The combination of quercetin with bromelain or vitamin C has also been a part of several successful protocols used to treat COVID-19.35,36 Quercetin is a zinc ionophore,37 which helps improve the cell’s ability to absorb zinc where it is effective as an antiviral.38
Dr. Vladimir Zelenko was among the first physicians to discover and implement a treatment that has been credited with saving millions of lives around the world.39 His early protocol used hydroxychloroquine,40 another zinc ionophore. However, as research data showed that quercetin was as effective as hydroxychloroquine, his early treatment options for low-risk patients included quercetin with vitamin C and zinc.41
Sadly, Dr. Zelenko passed away on June 30, 2022, at the age of 48 after a long battle with cancer. While treating patients, he oversaw the treatment of roughly 7,500 people using his protocol, during which time only three patients died.42
More Benefits of Quercetin and Bromelain
The antioxidant and anti-inflammatory43 health benefits of quercetin likely contribute to the other lesser-known benefits of this supplement. The anti-inflammatory effects of quercetin are crucial since inflammation is at the root of many diseases, including autoimmune disorders, heart disease and cancer.
One review of the literature44 found quercetin is “a strong anti-inflammatory weapon” that may be used in the fight against inflammatory diseases, such as obesity and Type 2 diabetes. Another revealed45 that supplementation could reduce systolic blood pressure, and a third animal study46 demonstrated that supplementation with quercetin and exercise could reduce atherosclerotic plaque formation.

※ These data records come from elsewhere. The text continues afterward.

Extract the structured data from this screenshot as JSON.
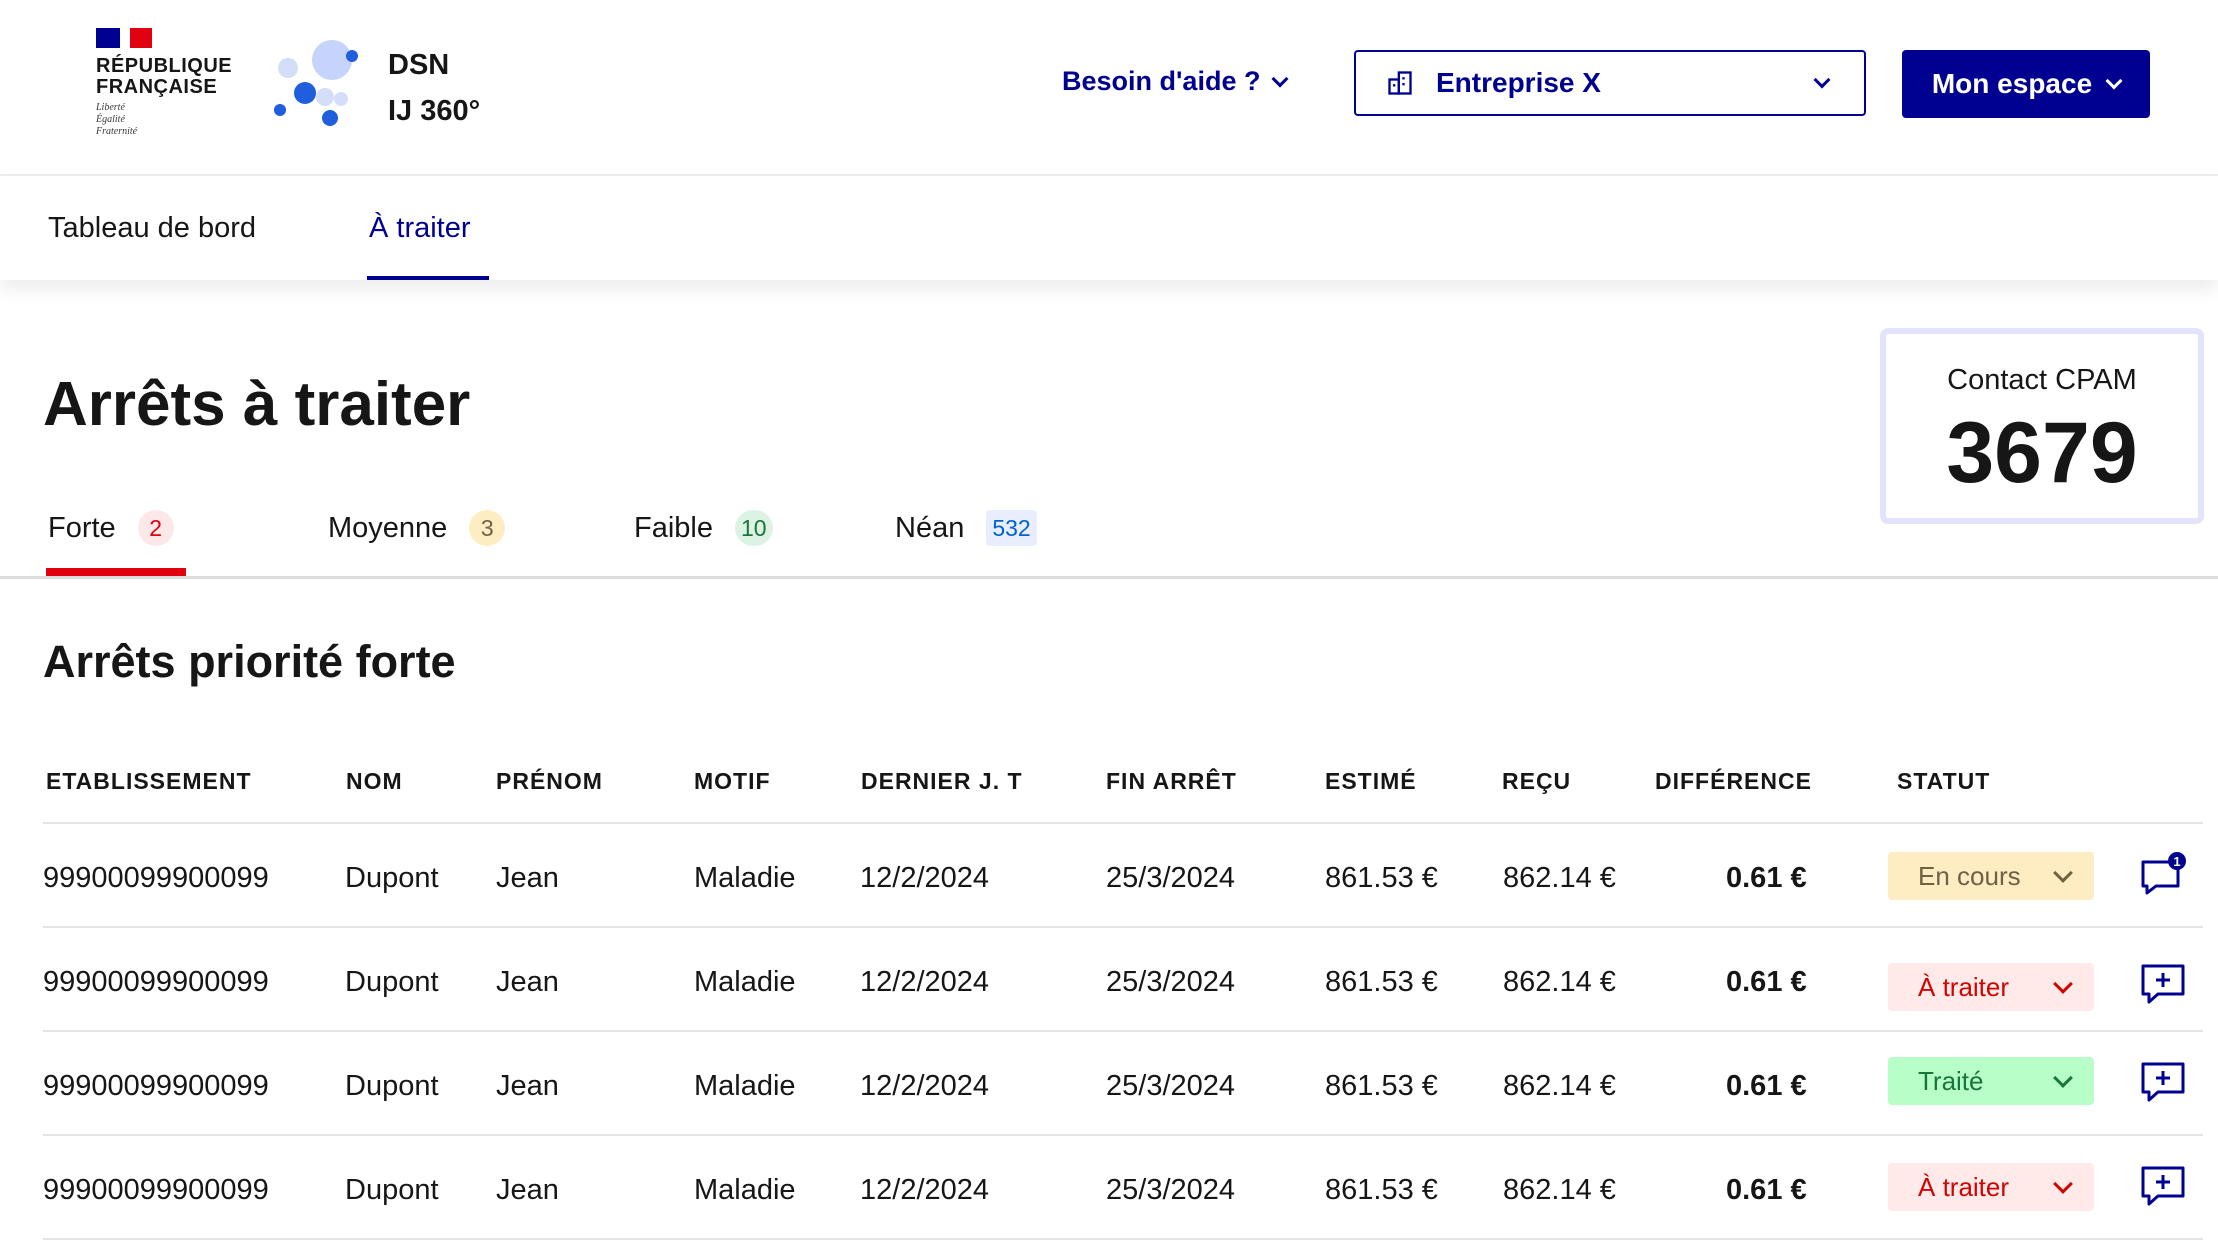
{
  "header": {
    "republique_line1": "RÉPUBLIQUE",
    "republique_line2": "FRANÇAISE",
    "motto_1": "Liberté",
    "motto_2": "Égalité",
    "motto_3": "Fraternité",
    "brand_line1": "DSN",
    "brand_line2": "IJ 360°",
    "help_label": "Besoin d'aide ?",
    "entreprise_label": "Entreprise X",
    "mon_espace_label": "Mon espace"
  },
  "nav": {
    "items": [
      {
        "label": "Tableau de bord"
      },
      {
        "label": "À traiter"
      }
    ],
    "active": "À traiter"
  },
  "main": {
    "title": "Arrêts à traiter",
    "contact": {
      "label": "Contact CPAM",
      "value": "3679"
    },
    "tabs": [
      {
        "label": "Forte",
        "count": "2"
      },
      {
        "label": "Moyenne",
        "count": "3"
      },
      {
        "label": "Faible",
        "count": "10"
      },
      {
        "label": "Néan",
        "count": "532"
      }
    ],
    "active_tab": "Forte",
    "section_title": "Arrêts priorité forte"
  },
  "table": {
    "columns": [
      "ETABLISSEMENT",
      "NOM",
      "PRÉNOM",
      "MOTIF",
      "DERNIER J. T",
      "FIN ARRÊT",
      "ESTIMÉ",
      "REÇU",
      "DIFFÉRENCE",
      "STATUT"
    ],
    "rows": [
      {
        "etablissement": "99900099900099",
        "nom": "Dupont",
        "prenom": "Jean",
        "motif": "Maladie",
        "dernier_jt": "12/2/2024",
        "fin_arret": "25/3/2024",
        "estime": "861.53 €",
        "recu": "862.14 €",
        "difference": "0.61 €",
        "statut": "En cours",
        "comment_count": "1"
      },
      {
        "etablissement": "99900099900099",
        "nom": "Dupont",
        "prenom": "Jean",
        "motif": "Maladie",
        "dernier_jt": "12/2/2024",
        "fin_arret": "25/3/2024",
        "estime": "861.53 €",
        "recu": "862.14 €",
        "difference": "0.61 €",
        "statut": "À traiter"
      },
      {
        "etablissement": "99900099900099",
        "nom": "Dupont",
        "prenom": "Jean",
        "motif": "Maladie",
        "dernier_jt": "12/2/2024",
        "fin_arret": "25/3/2024",
        "estime": "861.53 €",
        "recu": "862.14 €",
        "difference": "0.61 €",
        "statut": "Traité"
      },
      {
        "etablissement": "99900099900099",
        "nom": "Dupont",
        "prenom": "Jean",
        "motif": "Maladie",
        "dernier_jt": "12/2/2024",
        "fin_arret": "25/3/2024",
        "estime": "861.53 €",
        "recu": "862.14 €",
        "difference": "0.61 €",
        "statut": "À traiter"
      }
    ]
  },
  "icons": {
    "entreprise": "building-icon",
    "comment": "comment-icon",
    "comment_add": "comment-add-icon",
    "chevron": "chevron-down-icon"
  },
  "colors": {
    "primary": "#000091",
    "forte": "#e1000f",
    "status_en_cours_bg": "#feecc2",
    "status_a_traiter_bg": "#ffe9e9",
    "status_traite_bg": "#b8fec9"
  }
}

Quercetin has also shown promise in relieving the symptoms of allergies. It works by inhibiting histamine release and decreasing proinflammatory cytokine production and leukotrienes creation.47 The combination of quercetin and bromelain or vitamin C has also been promoted to help improve athletic performance based on the antioxidant potential of both flavonoids.48,49,50 Quercetin has also been studied for the positive health benefits it has on:

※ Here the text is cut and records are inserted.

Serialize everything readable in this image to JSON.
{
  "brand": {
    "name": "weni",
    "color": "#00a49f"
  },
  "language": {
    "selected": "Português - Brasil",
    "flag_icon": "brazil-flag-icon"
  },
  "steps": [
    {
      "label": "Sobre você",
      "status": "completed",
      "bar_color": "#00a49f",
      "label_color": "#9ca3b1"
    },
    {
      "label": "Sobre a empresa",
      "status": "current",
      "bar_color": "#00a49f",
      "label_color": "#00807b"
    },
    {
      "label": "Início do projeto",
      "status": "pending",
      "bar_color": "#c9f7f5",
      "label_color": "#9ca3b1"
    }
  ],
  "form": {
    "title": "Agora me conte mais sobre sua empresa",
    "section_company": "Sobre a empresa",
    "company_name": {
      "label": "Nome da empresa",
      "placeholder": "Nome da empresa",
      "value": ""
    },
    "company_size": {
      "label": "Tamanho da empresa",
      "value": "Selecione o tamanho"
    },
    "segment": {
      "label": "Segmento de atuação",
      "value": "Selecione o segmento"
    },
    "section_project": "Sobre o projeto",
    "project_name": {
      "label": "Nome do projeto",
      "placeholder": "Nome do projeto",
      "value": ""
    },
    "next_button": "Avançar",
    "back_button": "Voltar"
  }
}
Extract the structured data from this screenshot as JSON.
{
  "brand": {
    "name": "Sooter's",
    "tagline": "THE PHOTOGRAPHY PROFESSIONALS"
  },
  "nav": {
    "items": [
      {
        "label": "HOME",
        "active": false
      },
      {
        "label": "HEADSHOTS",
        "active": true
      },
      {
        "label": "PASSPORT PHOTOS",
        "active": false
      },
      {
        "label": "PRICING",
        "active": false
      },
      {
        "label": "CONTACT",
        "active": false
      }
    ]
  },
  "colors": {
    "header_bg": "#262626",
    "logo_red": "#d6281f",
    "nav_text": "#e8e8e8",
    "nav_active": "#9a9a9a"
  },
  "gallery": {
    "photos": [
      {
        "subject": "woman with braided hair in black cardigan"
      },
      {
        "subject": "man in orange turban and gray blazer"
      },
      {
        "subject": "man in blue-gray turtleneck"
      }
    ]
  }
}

High blood pressure51
Certain kinds of cancer55
Nonalcoholic fatty liver disease (NAFLD)56
Quercetin From Food and Supplements

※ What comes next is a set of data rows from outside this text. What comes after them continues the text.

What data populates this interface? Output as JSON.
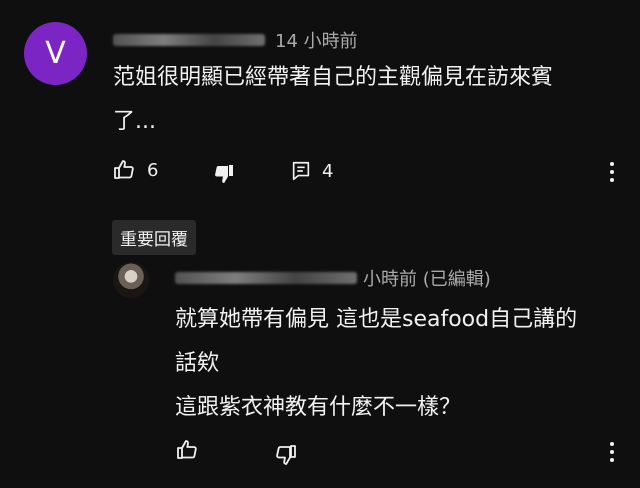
{
  "comment": {
    "avatar_letter": "V",
    "avatar_color": "#7b25c4",
    "time": "14 小時前",
    "text_line1": "范姐很明顯已經帶著自己的主觀偏見在訪來賓",
    "text_line2": "了...",
    "like_count": "6",
    "reply_count": "4"
  },
  "badge": {
    "label": "重要回覆"
  },
  "reply": {
    "time": "小時前 (已編輯)",
    "line1": "就算她帶有偏見 這也是seafood自己講的",
    "line2": "話欸",
    "line3": "這跟紫衣神教有什麼不一樣？"
  },
  "icons": [
    "thumbs-up-icon",
    "thumbs-down-icon",
    "reply-icon",
    "more-vert-icon"
  ]
}
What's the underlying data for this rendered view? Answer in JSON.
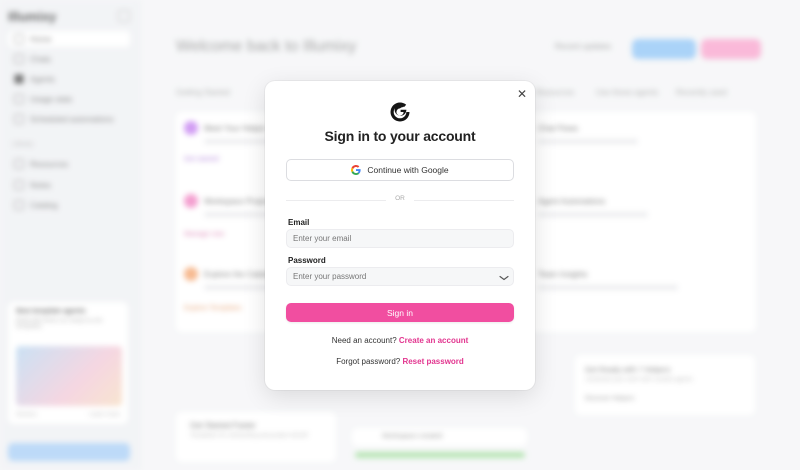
{
  "background": {
    "app_name": "Illumixy",
    "sidebar": {
      "items": [
        "Home",
        "Chats",
        "Agents",
        "Usage stats",
        "Scheduled automations"
      ],
      "section_label": "Library",
      "section_items": [
        "Resources",
        "Notes",
        "Catalog"
      ],
      "promo": {
        "title": "New template agents",
        "text": "Build with these six ready-to-use templates",
        "footer_left": "Dismiss",
        "footer_right": "Learn more"
      }
    },
    "header": {
      "title": "Welcome back to Illumixy",
      "link": "Recent updates"
    },
    "tabs": [
      "Getting Started",
      "Resources",
      "Use these agents",
      "Recently used"
    ],
    "cards": [
      {
        "title": "Meet Your Helper",
        "link": "Get started",
        "color": "#c27cf0"
      },
      {
        "title": "Workspace Projects",
        "link": "Manage now",
        "color": "#f07fc0"
      },
      {
        "title": "Explore the Catalog",
        "link": "Explore Templates",
        "color": "#f4a36c"
      }
    ],
    "right_cards": [
      "Chat Flows",
      "Agent Automations",
      "Team Insights"
    ],
    "bottom_card": {
      "title": "Get Started Faster",
      "text": "Templates for onboarding and project kickoff"
    },
    "bottom_right_card": {
      "title": "Get Ready with 7 Helpers",
      "text": "Jumpstart your work with curated agents",
      "link": "Discover Helpers"
    },
    "bottom_task": "Workspace created"
  },
  "modal": {
    "title": "Sign in to your account",
    "google_button": "Continue with Google",
    "divider": "OR",
    "email_label": "Email",
    "email_placeholder": "Enter your email",
    "email_value": "",
    "password_label": "Password",
    "password_placeholder": "Enter your password",
    "password_value": "",
    "submit": "Sign in",
    "need_account_text": "Need an account?",
    "create_link": "Create an account",
    "forgot_text": "Forgot password?",
    "reset_link": "Reset password",
    "accent_color": "#f14ea0",
    "link_color": "#e2358f"
  }
}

Considering the wide-ranging benefits that quercetin has on human health, it could be a useful supplement for many, whether it is used acutely or long-term. It is one of the supplements I recommend keeping in your medicine chest for times when you may be feeling as if you’re getting an upper respiratory infection. If you’re prone to colds and flu, consider taking it for a couple of months before the cold and flu season hits to support your immune system.
If you feel as if you have a cold or flu, consider using quercetin with bromelain or vitamin C in addition to zinc.60 Over-the-counter zinc lozenges make it easy to consume zinc for the short time it’s needed when you’re feeling ill. Be sure to eat before taking zinc as it can make you nauseous.
On a long-term basis, it has been useful for those with metabolic syndrome. However, it is much better to address fundamental strategies for dealing with metabolic syndrome, such as diet and exercise, and use a supplement only as an adjunctive therapy. If you have one or more conditions that make up metabolic syndrome, you would be wise to limit your total sugar intake to 15 grams per day.
For comparison, the American Heart Association61 reports that the average adult consumes 77 grams of sugar each day, which is more than three times the recommended amount for women. The number for children is even worse, with the average American child consuming 81 grams of sugar per day. Sugar-laden beverages are the leading source of added sugars in the diet.
Quercetin can function in several pathways to help reduce your risk of cancer. In addition to reducing the inflammatory response in your body and thus your risk of obesity and obesity-related cancer,62 it also promotes apoptosis at the cellular level to prevent cancer.63 When combined with exercise and reduced sugar consumption, you are making strong steps toward taking control of your health.
Analysis by Dr. Joseph Mercola